▶ [What you have to do]:
This calls for a word-for-word copy of all the data, with each picture removed.

▶ [Provided material]:

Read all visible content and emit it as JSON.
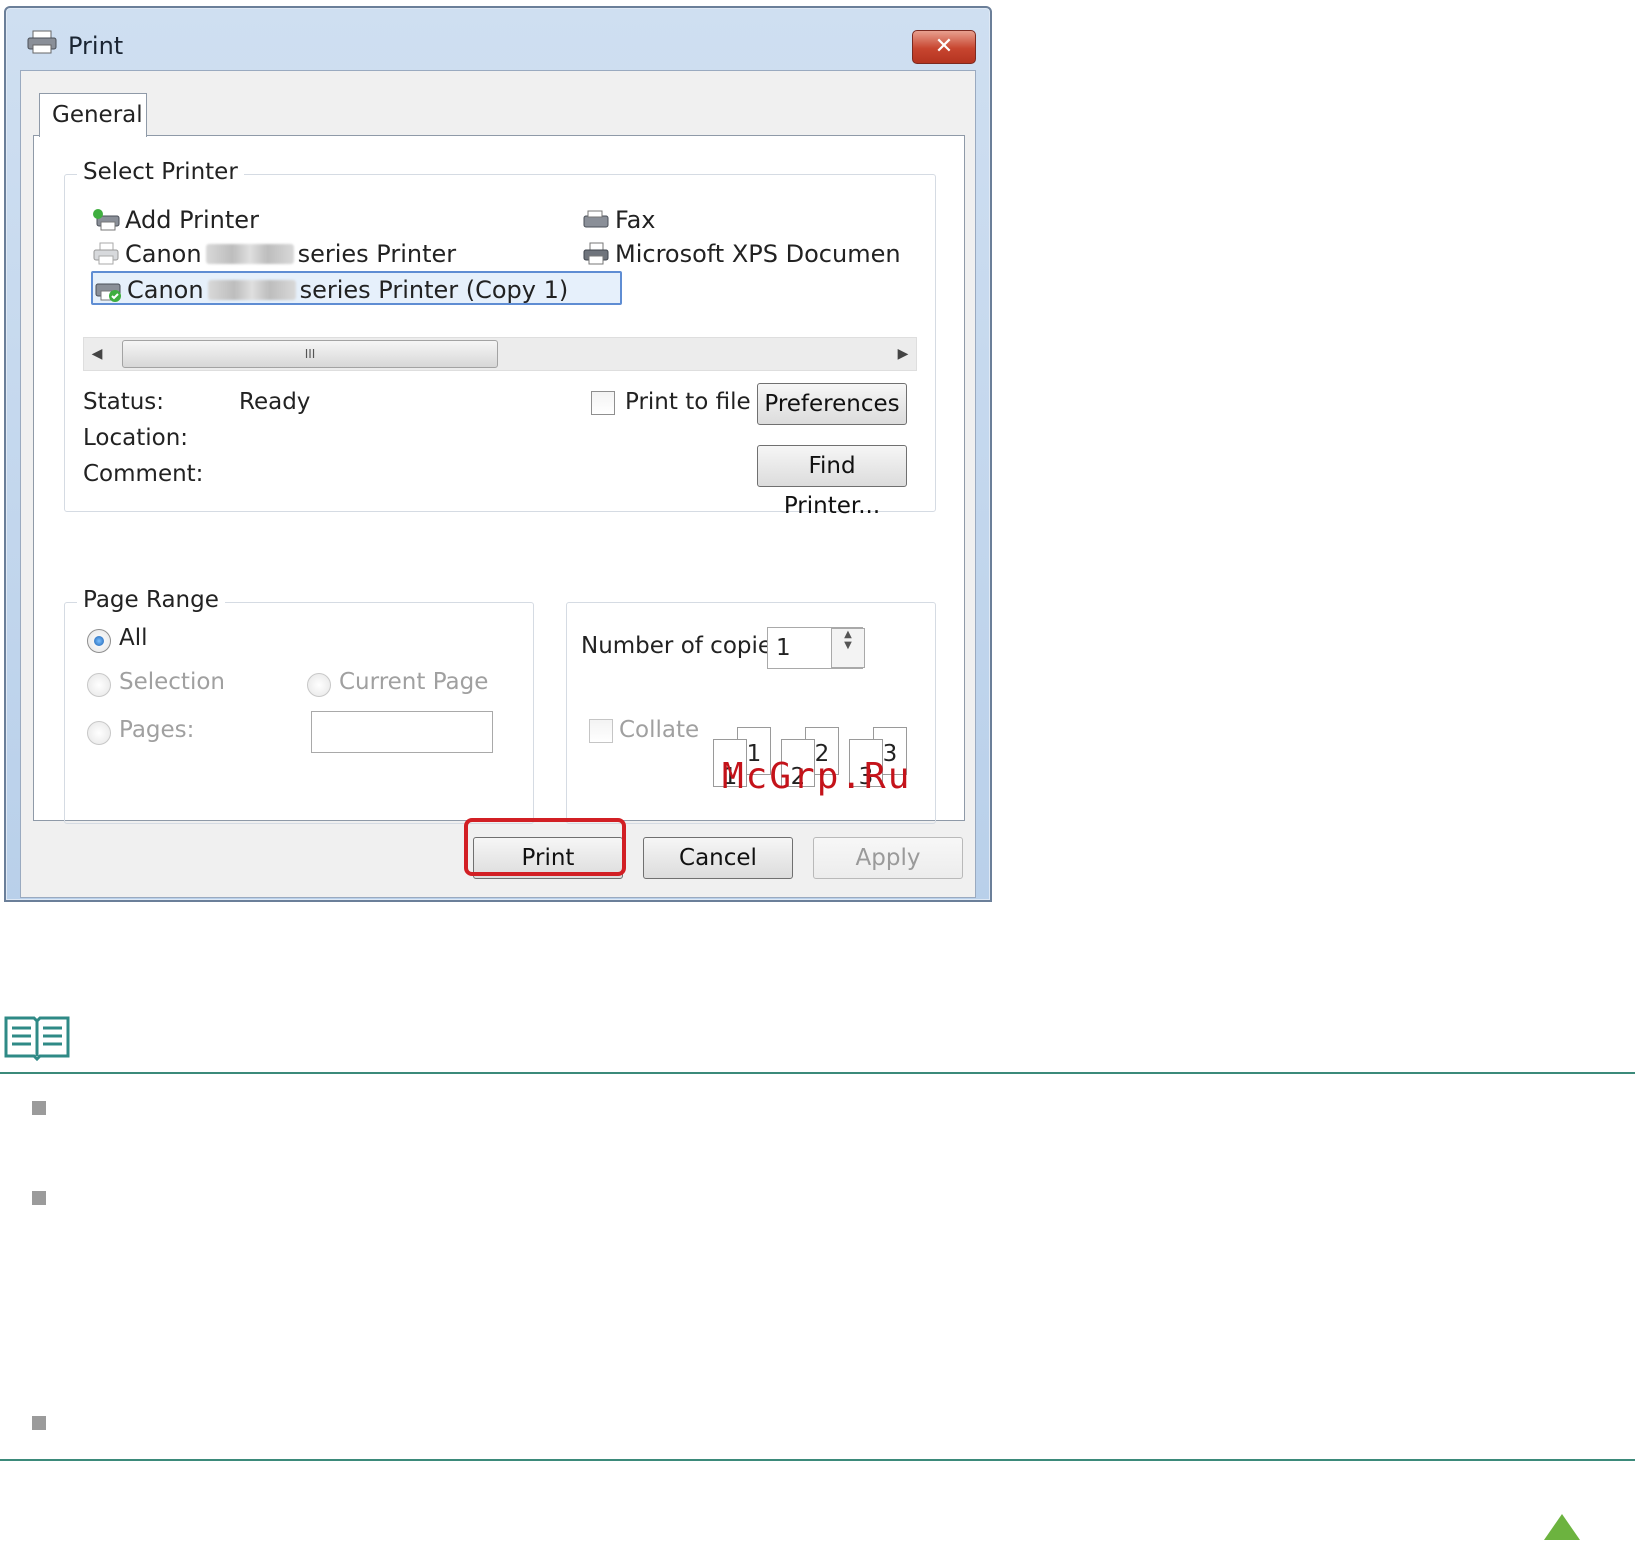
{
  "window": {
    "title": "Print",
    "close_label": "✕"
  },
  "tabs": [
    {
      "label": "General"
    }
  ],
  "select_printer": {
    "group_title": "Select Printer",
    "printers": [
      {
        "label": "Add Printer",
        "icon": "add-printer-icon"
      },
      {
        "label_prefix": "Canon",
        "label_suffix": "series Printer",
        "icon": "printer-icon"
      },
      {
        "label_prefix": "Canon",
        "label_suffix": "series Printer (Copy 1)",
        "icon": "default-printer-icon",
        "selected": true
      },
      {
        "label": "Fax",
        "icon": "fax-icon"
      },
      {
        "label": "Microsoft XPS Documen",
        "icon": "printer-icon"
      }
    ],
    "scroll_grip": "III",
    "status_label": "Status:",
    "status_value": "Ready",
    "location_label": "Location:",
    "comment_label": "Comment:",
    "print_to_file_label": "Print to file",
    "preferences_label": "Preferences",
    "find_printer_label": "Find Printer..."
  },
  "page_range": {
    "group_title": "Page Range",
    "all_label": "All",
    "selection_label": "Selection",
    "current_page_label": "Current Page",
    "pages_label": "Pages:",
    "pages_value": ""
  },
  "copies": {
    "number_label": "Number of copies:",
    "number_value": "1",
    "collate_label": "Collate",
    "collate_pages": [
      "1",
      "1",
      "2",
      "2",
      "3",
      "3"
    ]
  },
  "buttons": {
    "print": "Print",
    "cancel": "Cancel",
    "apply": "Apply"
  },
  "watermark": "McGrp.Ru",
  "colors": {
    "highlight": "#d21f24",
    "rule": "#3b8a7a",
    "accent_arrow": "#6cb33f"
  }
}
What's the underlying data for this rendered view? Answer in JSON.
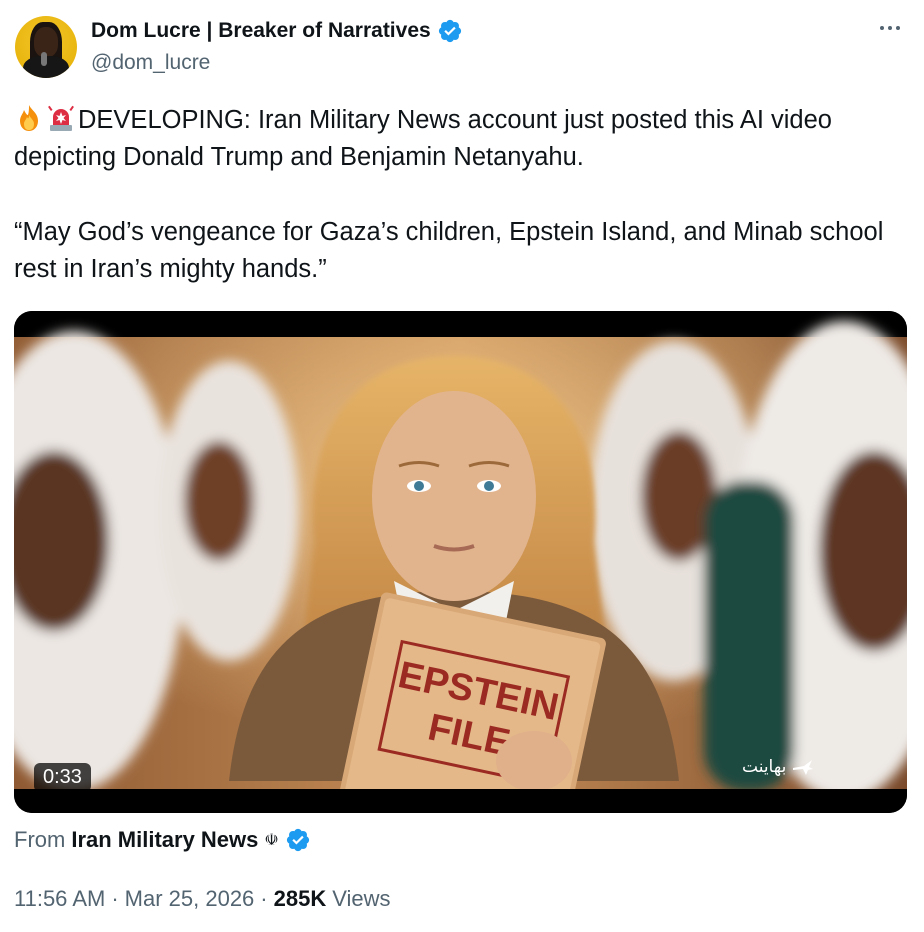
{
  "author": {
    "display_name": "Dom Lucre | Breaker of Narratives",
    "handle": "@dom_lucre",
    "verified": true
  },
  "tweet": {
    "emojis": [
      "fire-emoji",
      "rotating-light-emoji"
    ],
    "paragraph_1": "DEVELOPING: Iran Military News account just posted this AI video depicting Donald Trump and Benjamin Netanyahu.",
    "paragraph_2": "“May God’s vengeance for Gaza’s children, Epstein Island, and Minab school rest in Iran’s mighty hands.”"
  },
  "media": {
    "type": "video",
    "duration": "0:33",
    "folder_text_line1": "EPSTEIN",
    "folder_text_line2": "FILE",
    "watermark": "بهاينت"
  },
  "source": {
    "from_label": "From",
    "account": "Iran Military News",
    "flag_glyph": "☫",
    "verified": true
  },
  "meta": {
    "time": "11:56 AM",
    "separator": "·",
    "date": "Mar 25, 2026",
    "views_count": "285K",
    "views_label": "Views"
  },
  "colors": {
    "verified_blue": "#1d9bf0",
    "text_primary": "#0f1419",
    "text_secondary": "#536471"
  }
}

▶ [Response]:
Read all visible content and emit it as JSON.
{
  "window": {
    "title": "Print",
    "close_label": "✕"
  },
  "tabs": [
    {
      "label": "General"
    }
  ],
  "select_printer": {
    "group_title": "Select Printer",
    "printers": [
      {
        "label": "Add Printer",
        "icon": "add-printer-icon"
      },
      {
        "label_prefix": "Canon",
        "label_suffix": "series Printer",
        "icon": "printer-icon"
      },
      {
        "label_prefix": "Canon",
        "label_suffix": "series Printer (Copy 1)",
        "icon": "default-printer-icon",
        "selected": true
      },
      {
        "label": "Fax",
        "icon": "fax-icon"
      },
      {
        "label": "Microsoft XPS Documen",
        "icon": "printer-icon"
      }
    ],
    "scroll_grip": "III",
    "status_label": "Status:",
    "status_value": "Ready",
    "location_label": "Location:",
    "comment_label": "Comment:",
    "print_to_file_label": "Print to file",
    "preferences_label": "Preferences",
    "find_printer_label": "Find Printer..."
  },
  "page_range": {
    "group_title": "Page Range",
    "all_label": "All",
    "selection_label": "Selection",
    "current_page_label": "Current Page",
    "pages_label": "Pages:",
    "pages_value": ""
  },
  "copies": {
    "number_label": "Number of copies:",
    "number_value": "1",
    "collate_label": "Collate",
    "collate_pages": [
      "1",
      "1",
      "2",
      "2",
      "3",
      "3"
    ]
  },
  "buttons": {
    "print": "Print",
    "cancel": "Cancel",
    "apply": "Apply"
  },
  "watermark": "McGrp.Ru",
  "colors": {
    "highlight": "#d21f24",
    "rule": "#3b8a7a",
    "accent_arrow": "#6cb33f"
  }
}
What's the underlying data for this rendered view? Answer in JSON.
{
  "author": {
    "display_name": "Dom Lucre | Breaker of Narratives",
    "handle": "@dom_lucre",
    "verified": true
  },
  "tweet": {
    "emojis": [
      "fire-emoji",
      "rotating-light-emoji"
    ],
    "paragraph_1": "DEVELOPING: Iran Military News account just posted this AI video depicting Donald Trump and Benjamin Netanyahu.",
    "paragraph_2": "“May God’s vengeance for Gaza’s children, Epstein Island, and Minab school rest in Iran’s mighty hands.”"
  },
  "media": {
    "type": "video",
    "duration": "0:33",
    "folder_text_line1": "EPSTEIN",
    "folder_text_line2": "FILE",
    "watermark": "بهاينت"
  },
  "source": {
    "from_label": "From",
    "account": "Iran Military News",
    "flag_glyph": "☫",
    "verified": true
  },
  "meta": {
    "time": "11:56 AM",
    "separator": "·",
    "date": "Mar 25, 2026",
    "views_count": "285K",
    "views_label": "Views"
  },
  "colors": {
    "verified_blue": "#1d9bf0",
    "text_primary": "#0f1419",
    "text_secondary": "#536471"
  }
}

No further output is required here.